The concept and design for the exhibition was by Wilson Architecture.
The initial brief for the project was to create sixteen themed displays to exhibit over two hundred and fifty artefacts of Cork silver and gold dating from as far back as the sixteenth century. Most of what was on exhibition had never been seen in public up to then. The brief stipulated that the exhibition would be temporary and be capable of being easily transported yet robust enough to provide the security required to protect these priceless artefacts. The entire exhibition installation needed to be completed on site within three days. The “plug and play” exhibition concept was created !
The architects desire was to create something different, an alternative to the standard methods of presenting silver, a mood enhancing space, using the physical layout of the showcases, sensitive lighting, information panels with scaffolding supports, and the punctuation of context rich video installations. The contradiction / relationship / interplay between the precious antique silver and gold, meticulously polished and treasured and the stark industrialised environment of the forty three mild steel showcases that envelop the artefacts was an integral part of exhibition design. Scaffolding frames supporting the graphic display panels completed the effect. Allowing the steel to remain in its raw state highlighted the metals qualities, strangely, through the impurities that manifested – welds, rust, oil marks, finger prints and reinforced the contrast with the treasure displayed within.
Traditionally, with silver, fibre optic lighting and blue backcloths are used to display it in museum settings. The Airgeadoir exhibition designers took a different approach, not only in the overall look of the exhibition but also the methods of lighting of the silver. Combinations of fluorescent luminaries and adjustable fibre optic fittings were used within the showcases. The fluorescent tubes, housed behind the opal Perspex innards of the cases illuminated the silver with a white light which emphasised the hallmarking, one of the most telling and interesting details for a silver enthusiast. It also threw light out onto the polished concrete floor providing the majority of the lighting for the space and subtly helping to guide visitors through the exhibition. The physicality of the display cases became secondary to the light being emitted. Where fibre optic lighting was used, it created a completely different atmosphere within the cabinet.

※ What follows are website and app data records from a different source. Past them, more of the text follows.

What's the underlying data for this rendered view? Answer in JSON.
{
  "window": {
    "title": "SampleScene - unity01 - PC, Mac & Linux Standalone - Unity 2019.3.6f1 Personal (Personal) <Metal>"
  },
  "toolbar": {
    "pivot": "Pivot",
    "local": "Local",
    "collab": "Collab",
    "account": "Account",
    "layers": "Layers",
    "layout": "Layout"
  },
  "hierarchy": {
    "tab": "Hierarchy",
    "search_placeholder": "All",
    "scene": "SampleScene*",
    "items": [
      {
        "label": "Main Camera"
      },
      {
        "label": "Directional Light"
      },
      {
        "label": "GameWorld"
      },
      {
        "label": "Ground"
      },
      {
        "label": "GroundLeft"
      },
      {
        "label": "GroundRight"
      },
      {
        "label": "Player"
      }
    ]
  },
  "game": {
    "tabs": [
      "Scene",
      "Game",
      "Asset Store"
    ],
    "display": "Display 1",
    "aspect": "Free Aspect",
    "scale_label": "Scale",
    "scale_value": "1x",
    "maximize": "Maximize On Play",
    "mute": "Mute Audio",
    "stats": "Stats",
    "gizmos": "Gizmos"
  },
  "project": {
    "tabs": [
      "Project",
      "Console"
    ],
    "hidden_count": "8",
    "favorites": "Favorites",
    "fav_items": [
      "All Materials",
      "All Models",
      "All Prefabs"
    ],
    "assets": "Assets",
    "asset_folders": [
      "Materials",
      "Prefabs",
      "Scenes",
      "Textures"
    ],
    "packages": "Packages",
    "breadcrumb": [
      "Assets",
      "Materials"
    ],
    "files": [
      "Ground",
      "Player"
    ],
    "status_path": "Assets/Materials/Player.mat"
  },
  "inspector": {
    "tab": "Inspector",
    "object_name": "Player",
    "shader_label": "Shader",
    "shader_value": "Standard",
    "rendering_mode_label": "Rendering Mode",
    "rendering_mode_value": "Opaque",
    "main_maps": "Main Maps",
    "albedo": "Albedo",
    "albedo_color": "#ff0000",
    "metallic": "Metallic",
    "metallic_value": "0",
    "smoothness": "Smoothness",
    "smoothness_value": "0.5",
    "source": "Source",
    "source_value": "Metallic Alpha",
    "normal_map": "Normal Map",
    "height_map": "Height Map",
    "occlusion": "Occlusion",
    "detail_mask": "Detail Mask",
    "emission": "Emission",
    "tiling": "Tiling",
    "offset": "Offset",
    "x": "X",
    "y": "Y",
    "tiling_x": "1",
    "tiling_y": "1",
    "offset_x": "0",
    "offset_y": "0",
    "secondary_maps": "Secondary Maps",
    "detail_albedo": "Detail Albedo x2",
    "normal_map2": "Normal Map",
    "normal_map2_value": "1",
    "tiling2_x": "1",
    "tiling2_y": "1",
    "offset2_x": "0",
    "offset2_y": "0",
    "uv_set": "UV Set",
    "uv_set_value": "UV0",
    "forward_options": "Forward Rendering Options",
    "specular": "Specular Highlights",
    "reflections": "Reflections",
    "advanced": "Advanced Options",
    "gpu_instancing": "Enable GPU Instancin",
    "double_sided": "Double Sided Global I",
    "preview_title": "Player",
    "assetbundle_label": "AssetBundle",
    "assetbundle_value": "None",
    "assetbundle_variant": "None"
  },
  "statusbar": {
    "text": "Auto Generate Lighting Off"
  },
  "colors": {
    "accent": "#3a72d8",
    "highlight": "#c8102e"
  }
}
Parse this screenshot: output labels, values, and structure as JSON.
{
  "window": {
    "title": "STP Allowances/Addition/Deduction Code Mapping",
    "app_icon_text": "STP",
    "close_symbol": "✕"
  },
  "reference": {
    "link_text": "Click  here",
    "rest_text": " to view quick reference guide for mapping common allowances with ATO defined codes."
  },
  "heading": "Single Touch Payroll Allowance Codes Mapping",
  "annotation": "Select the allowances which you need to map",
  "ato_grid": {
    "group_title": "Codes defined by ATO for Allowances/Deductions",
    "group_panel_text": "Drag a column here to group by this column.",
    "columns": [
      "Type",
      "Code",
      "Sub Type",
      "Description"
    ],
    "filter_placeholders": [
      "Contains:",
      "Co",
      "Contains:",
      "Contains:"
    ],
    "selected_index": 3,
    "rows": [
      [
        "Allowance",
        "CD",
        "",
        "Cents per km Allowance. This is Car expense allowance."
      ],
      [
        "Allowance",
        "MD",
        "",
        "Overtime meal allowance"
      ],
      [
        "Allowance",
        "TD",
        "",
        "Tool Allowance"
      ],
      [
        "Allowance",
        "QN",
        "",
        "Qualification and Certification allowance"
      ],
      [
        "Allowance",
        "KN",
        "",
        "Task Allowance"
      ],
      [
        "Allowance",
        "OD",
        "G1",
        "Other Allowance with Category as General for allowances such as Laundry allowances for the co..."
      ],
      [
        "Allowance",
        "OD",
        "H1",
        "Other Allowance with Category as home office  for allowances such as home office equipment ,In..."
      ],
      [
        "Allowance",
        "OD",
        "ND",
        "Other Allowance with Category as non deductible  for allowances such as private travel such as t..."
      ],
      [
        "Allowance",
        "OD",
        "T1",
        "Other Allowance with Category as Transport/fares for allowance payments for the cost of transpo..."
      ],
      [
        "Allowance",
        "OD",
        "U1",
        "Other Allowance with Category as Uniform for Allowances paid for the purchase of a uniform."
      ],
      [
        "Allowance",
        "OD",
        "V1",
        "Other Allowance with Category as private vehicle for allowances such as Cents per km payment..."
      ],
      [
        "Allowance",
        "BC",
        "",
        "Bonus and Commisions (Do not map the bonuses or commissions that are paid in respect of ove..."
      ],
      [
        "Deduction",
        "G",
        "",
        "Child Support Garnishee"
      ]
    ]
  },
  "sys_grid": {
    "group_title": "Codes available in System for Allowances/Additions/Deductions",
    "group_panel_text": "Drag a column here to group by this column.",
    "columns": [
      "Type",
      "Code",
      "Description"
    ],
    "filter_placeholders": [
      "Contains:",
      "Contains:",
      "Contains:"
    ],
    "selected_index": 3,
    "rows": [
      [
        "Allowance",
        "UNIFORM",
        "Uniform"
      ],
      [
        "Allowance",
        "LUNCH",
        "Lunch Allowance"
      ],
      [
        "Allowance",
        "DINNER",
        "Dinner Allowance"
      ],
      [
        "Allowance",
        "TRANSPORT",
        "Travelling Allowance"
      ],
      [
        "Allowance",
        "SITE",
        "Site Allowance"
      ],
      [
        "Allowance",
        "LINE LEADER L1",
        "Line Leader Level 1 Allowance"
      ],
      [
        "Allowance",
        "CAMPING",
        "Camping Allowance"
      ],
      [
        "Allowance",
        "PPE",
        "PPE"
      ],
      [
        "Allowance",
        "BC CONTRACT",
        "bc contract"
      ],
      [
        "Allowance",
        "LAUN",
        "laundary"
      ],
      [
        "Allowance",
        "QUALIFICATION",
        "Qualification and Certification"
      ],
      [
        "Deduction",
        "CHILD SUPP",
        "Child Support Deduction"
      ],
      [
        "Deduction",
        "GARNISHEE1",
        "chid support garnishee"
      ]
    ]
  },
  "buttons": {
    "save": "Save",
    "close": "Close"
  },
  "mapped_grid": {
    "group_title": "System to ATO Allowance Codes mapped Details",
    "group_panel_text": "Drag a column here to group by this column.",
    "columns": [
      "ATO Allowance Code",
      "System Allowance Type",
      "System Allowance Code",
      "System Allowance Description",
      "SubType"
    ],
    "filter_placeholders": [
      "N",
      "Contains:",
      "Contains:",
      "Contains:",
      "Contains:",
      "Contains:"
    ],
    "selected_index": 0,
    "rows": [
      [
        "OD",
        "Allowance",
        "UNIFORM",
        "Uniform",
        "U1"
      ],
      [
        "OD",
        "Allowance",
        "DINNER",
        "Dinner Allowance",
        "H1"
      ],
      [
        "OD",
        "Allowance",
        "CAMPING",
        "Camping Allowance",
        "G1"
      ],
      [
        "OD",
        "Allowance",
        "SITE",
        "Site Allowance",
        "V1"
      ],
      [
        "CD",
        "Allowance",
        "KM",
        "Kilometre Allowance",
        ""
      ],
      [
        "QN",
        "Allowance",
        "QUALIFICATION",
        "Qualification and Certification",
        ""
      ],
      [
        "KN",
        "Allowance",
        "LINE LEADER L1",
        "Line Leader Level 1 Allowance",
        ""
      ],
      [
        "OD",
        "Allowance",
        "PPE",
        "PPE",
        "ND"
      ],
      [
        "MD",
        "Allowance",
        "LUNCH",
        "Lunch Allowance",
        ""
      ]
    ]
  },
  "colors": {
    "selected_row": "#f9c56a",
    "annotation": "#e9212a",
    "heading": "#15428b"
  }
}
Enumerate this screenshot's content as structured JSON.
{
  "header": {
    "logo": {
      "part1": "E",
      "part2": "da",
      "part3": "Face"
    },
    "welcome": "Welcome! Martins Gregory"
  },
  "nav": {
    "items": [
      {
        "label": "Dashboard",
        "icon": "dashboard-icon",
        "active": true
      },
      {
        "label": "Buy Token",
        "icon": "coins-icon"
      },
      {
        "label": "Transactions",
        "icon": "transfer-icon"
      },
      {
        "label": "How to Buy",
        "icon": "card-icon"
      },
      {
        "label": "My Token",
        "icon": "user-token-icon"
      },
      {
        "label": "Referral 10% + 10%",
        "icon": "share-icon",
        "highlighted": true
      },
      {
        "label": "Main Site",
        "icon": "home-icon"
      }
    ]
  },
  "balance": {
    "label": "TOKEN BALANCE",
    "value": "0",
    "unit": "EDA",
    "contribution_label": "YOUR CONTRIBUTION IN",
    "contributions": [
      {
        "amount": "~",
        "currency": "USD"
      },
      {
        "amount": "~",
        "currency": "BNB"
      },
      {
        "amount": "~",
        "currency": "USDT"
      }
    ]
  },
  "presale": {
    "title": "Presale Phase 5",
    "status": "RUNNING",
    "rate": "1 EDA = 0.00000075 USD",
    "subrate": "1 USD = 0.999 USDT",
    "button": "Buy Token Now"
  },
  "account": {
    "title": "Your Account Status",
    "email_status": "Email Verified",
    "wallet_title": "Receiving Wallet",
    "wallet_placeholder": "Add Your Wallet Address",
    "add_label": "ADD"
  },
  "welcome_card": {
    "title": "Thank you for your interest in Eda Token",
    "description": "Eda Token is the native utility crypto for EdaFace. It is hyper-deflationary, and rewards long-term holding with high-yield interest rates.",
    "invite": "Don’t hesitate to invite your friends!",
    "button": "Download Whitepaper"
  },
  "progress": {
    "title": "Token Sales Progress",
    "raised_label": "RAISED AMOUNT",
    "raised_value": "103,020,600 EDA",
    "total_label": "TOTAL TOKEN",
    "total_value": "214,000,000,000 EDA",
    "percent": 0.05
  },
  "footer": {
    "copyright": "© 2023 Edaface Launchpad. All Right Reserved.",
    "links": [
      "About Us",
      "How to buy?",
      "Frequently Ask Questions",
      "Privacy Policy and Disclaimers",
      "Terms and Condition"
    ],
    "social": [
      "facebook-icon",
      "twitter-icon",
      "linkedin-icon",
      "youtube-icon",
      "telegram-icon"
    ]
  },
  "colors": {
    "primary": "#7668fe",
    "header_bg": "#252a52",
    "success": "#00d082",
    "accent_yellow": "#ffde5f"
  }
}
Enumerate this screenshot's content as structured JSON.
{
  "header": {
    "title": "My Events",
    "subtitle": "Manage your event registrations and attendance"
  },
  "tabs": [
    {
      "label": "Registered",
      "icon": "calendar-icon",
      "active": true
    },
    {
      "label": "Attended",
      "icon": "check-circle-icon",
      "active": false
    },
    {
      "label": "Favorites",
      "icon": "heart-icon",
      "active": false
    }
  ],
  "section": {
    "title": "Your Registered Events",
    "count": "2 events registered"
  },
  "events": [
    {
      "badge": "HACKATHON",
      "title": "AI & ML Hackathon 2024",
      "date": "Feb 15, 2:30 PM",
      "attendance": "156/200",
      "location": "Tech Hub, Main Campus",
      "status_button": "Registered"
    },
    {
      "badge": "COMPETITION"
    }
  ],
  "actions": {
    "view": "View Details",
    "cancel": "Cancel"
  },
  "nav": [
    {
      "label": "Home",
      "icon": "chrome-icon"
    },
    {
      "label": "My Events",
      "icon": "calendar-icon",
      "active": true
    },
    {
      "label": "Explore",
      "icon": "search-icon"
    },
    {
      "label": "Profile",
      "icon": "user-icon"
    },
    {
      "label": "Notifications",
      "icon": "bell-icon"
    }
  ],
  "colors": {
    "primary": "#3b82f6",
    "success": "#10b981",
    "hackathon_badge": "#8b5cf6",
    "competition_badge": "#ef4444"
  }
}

One of the major purposes of an exhibition design is display the qualities of the artefacts and to provide an informative and easily navigated route for the visitor. For Wilson Architecture it was also to create a design that brought an alternative concept through to fruition, to try something new, and to create an environment that showed Cork Silver and Gold as it most definitely deserves.